A new study has claimed that people are willing to engage in risk the most when they reach the age of 50 and men are slightly more willing to take risks as compared to women.
Ulrich Mayr and his team of economists from the University of Orgeon started their inquiry in the summer of 2010 with a group of Eugene high school students, who were studying with them in a UO summer program.
After receiving training on the nuances of conducting research, the students went to a Eugene shopping mall, set up a kiosk and recruited more than 800 adult volunteers.
The participants were given a choice to solve some simple math problems and receive a small cash reward for each correct answer or potentially earn a larger payoff if they won in competition with others.
The researchers found that the willingness to enter competition to achieve a bigger payoff continues to rise for all adults, men slightly more than women, until they get into their 50s.
The results were drawn from 543 of the adults in the study who were between the ages of 25 to 75 and the 281 men and 262 women were found to be relatively well balanced across age brackets of 25-34, 35-44, 45-54, 55-64 and 66-74.
"We expected to find the competitive risk-taking going down," William Harbaugh, a UO economist, said.

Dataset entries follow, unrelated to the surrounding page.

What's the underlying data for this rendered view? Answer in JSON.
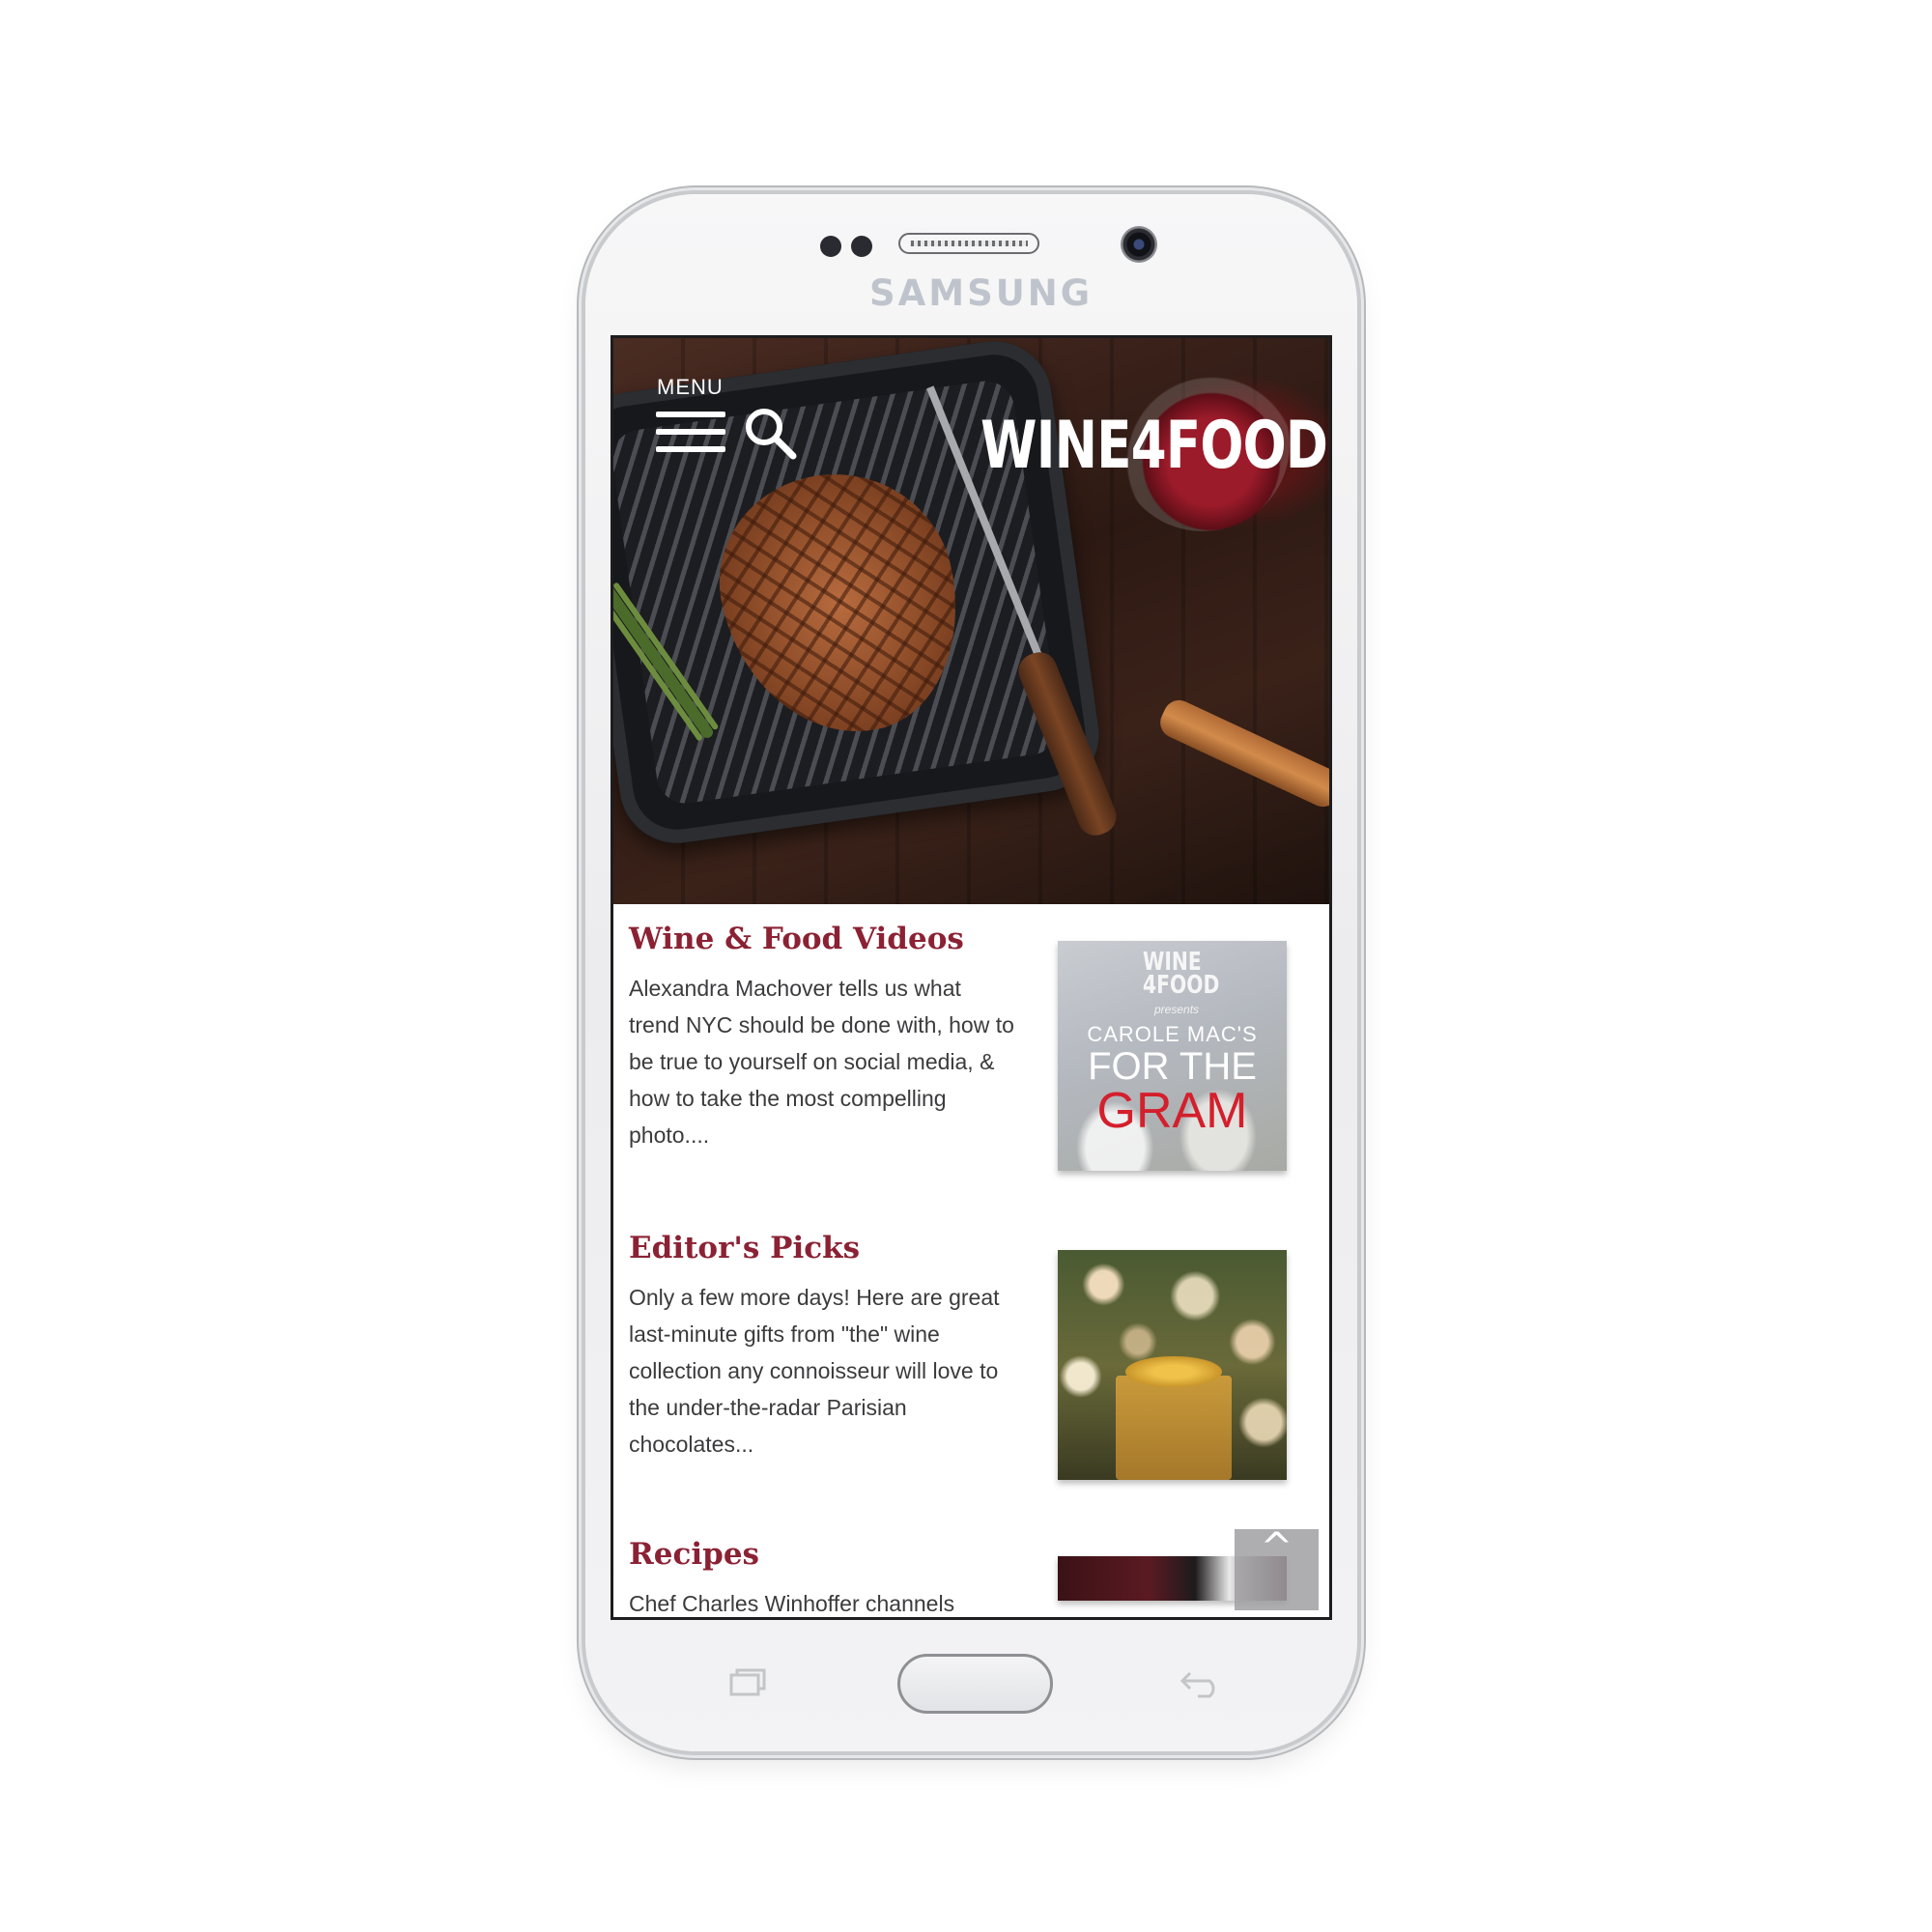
{
  "device": {
    "brand": "SAMSUNG"
  },
  "header": {
    "menu_label": "MENU",
    "logo": "WINE4FOOD"
  },
  "articles": [
    {
      "title": "Wine & Food Videos",
      "excerpt": "Alexandra Machover tells us what trend NYC should be done with, how to be true to yourself on social media, & how to take the most compelling photo....",
      "thumbnail": {
        "brand": "WINE 4FOOD",
        "presents": "presents",
        "line1": "CAROLE MAC'S",
        "line2": "FOR THE",
        "line3": "GRAM"
      }
    },
    {
      "title": "Editor's Picks",
      "excerpt": "Only a few more days! Here are great last-minute gifts from \"the\" wine collection any connoisseur will love to the under-the-radar Parisian chocolates..."
    },
    {
      "title": "Recipes",
      "excerpt": "Chef Charles Winhoffer channels"
    }
  ],
  "back_to_top": {
    "icon": "caret-up",
    "label": "^"
  },
  "icons": {
    "menu": "hamburger-icon",
    "search": "search-icon",
    "recent": "recent-apps-icon",
    "back": "back-icon"
  },
  "colors": {
    "title_accent": "#8b2234",
    "body_text": "#3b3b3d"
  }
}
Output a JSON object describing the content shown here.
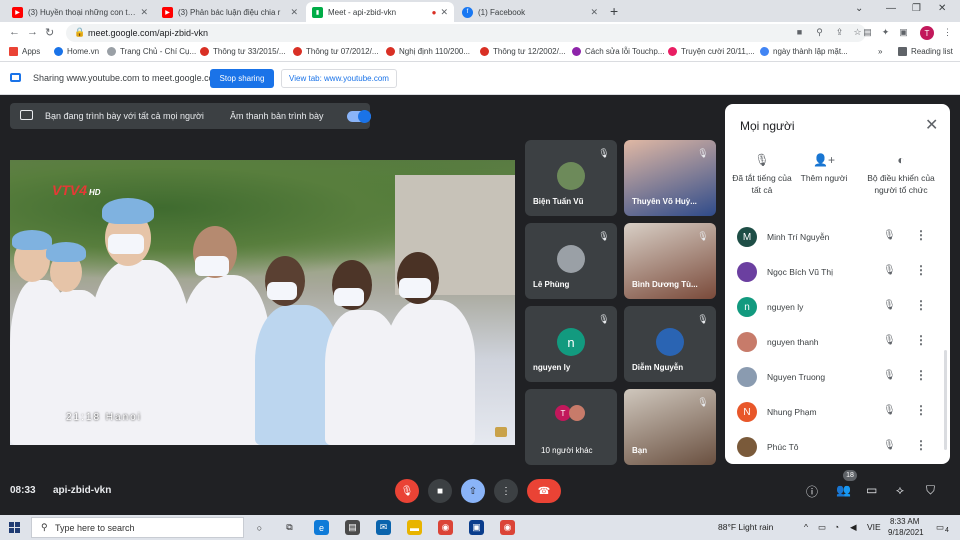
{
  "browser": {
    "tabs": [
      {
        "title": "(3) Huyền thoại những con tàu kh",
        "color": "#ff0000"
      },
      {
        "title": "(3) Phản bác luận điệu chia r",
        "color": "#ff0000"
      },
      {
        "title": "Meet - api-zbid-vkn",
        "color": "#00ac47",
        "active": true
      },
      {
        "title": "(1) Facebook",
        "color": "#1877f2"
      }
    ],
    "url": "meet.google.com/api-zbid-vkn",
    "profile_initial": "T",
    "bookmarks": [
      {
        "label": "Apps",
        "color": "#ea4335"
      },
      {
        "label": "Home.vn",
        "color": "#1a73e8"
      },
      {
        "label": "Trang Chủ - Chí Cụ...",
        "color": "#9aa0a6"
      },
      {
        "label": "Thông tư 33/2015/...",
        "color": "#d93025"
      },
      {
        "label": "Thông tư 07/2012/...",
        "color": "#d93025"
      },
      {
        "label": "Nghị định 110/200...",
        "color": "#d93025"
      },
      {
        "label": "Thông tư 12/2002/...",
        "color": "#d93025"
      },
      {
        "label": "Cách sửa lỗi Touchp...",
        "color": "#8e24aa"
      },
      {
        "label": "Truyện cười 20/11,...",
        "color": "#e91e63"
      },
      {
        "label": "ngày thành lập mặt...",
        "color": "#4285f4"
      }
    ],
    "reading_list": "Reading list"
  },
  "sharing_bar": {
    "text": "Sharing www.youtube.com to meet.google.com",
    "stop_label": "Stop sharing",
    "view_label": "View tab: www.youtube.com"
  },
  "meet": {
    "present_text": "Bạn đang trình bày với tất cả mọi người",
    "audio_text": "Âm thanh bản trình bày",
    "video_logo": "VTV4",
    "video_hd": "HD",
    "video_clock": "21:18 Hanoi",
    "tiles": [
      {
        "name": "Biện Tuấn Vũ",
        "kind": "avatar-photo"
      },
      {
        "name": "Thuyên Võ Huỳ...",
        "kind": "photo"
      },
      {
        "name": "Lê Phùng",
        "kind": "avatar-photo"
      },
      {
        "name": "Bình Dương Tù...",
        "kind": "photo"
      },
      {
        "name": "nguyen ly",
        "kind": "letter",
        "letter": "n",
        "color": "#129a7f"
      },
      {
        "name": "Diễm Nguyễn",
        "kind": "avatar-photo"
      },
      {
        "name": "10 người khác",
        "kind": "others"
      },
      {
        "name": "Bạn",
        "kind": "photo"
      }
    ],
    "time": "08:33",
    "meeting_code": "api-zbid-vkn",
    "participants_count": "18"
  },
  "people_panel": {
    "title": "Mọi người",
    "actions": [
      {
        "label": "Đã tắt tiếng của tất cả",
        "icon": "mic-off-icon"
      },
      {
        "label": "Thêm người",
        "icon": "add-person-icon"
      },
      {
        "label": "Bộ điều khiển của người tổ chức",
        "icon": "toggle-icon"
      }
    ],
    "people": [
      {
        "name": "Minh Trí Nguyễn",
        "initial": "M",
        "color": "#1e4e46"
      },
      {
        "name": "Ngọc Bích Vũ Thị",
        "initial": "",
        "color": "#6b3fa0"
      },
      {
        "name": "nguyen ly",
        "initial": "n",
        "color": "#129a7f"
      },
      {
        "name": "nguyen thanh",
        "initial": "",
        "color": "#c77b6a"
      },
      {
        "name": "Nguyen Truong",
        "initial": "",
        "color": "#8a9bb0"
      },
      {
        "name": "Nhung Phạm",
        "initial": "N",
        "color": "#e8572a"
      },
      {
        "name": "Phúc Tô",
        "initial": "",
        "color": "#7a5a3a"
      }
    ]
  },
  "taskbar": {
    "search_placeholder": "Type here to search",
    "weather": "88°F  Light rain",
    "lang": "VIE",
    "time": "8:33 AM",
    "date": "9/18/2021",
    "notifications": "4"
  }
}
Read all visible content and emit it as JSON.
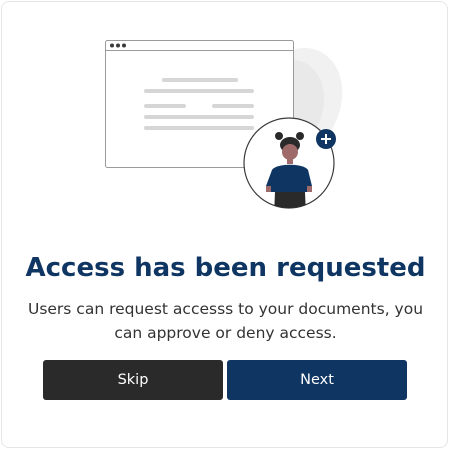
{
  "dialog": {
    "title": "Access has been requested",
    "description": "Users can request accesss to your documents, you can approve or deny access.",
    "skip_label": "Skip",
    "next_label": "Next"
  },
  "illustration": {
    "icons": [
      "browser-window-illustration",
      "person-avatar-illustration",
      "plus-icon"
    ]
  },
  "colors": {
    "primary": "#0f3563",
    "secondary_button": "#2a2a2a",
    "text": "#333333"
  }
}
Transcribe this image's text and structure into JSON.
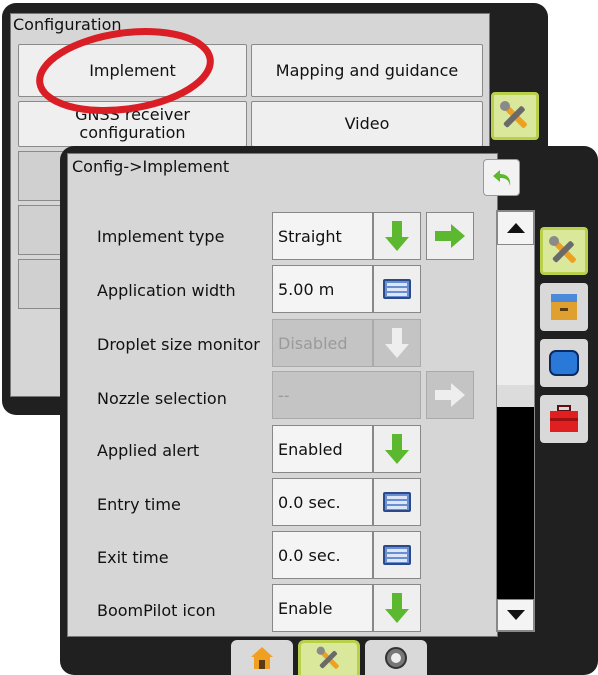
{
  "config_panel": {
    "title": "Configuration",
    "buttons": [
      {
        "label": "Implement"
      },
      {
        "label": "Mapping and guidance"
      },
      {
        "label": "GNSS receiver configuration"
      },
      {
        "label": "Video"
      }
    ]
  },
  "implement_panel": {
    "title": "Config->Implement",
    "rows": [
      {
        "label": "Implement type",
        "value": "Straight"
      },
      {
        "label": "Application width",
        "value": "5.00 m"
      },
      {
        "label": "Droplet size monitor",
        "value": "Disabled"
      },
      {
        "label": "Nozzle selection",
        "value": "--"
      },
      {
        "label": "Applied alert",
        "value": "Enabled"
      },
      {
        "label": "Entry time",
        "value": "0.0 sec."
      },
      {
        "label": "Exit time",
        "value": "0.0 sec."
      },
      {
        "label": "BoomPilot icon",
        "value": "Enable"
      }
    ]
  },
  "side_tabs": [
    "tools-icon",
    "filing-cabinet-icon",
    "screen-icon",
    "toolbox-icon"
  ],
  "bottom_tabs": [
    "home-icon",
    "tools-icon",
    "gauge-icon"
  ],
  "colors": {
    "accent_green": "#5cb82e",
    "highlight": "#c8e060",
    "annotation_red": "#d91e26"
  }
}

"Seeing it going up to age 50 was surprising," he added.
The study has been published online in the journal Psychology and Aging.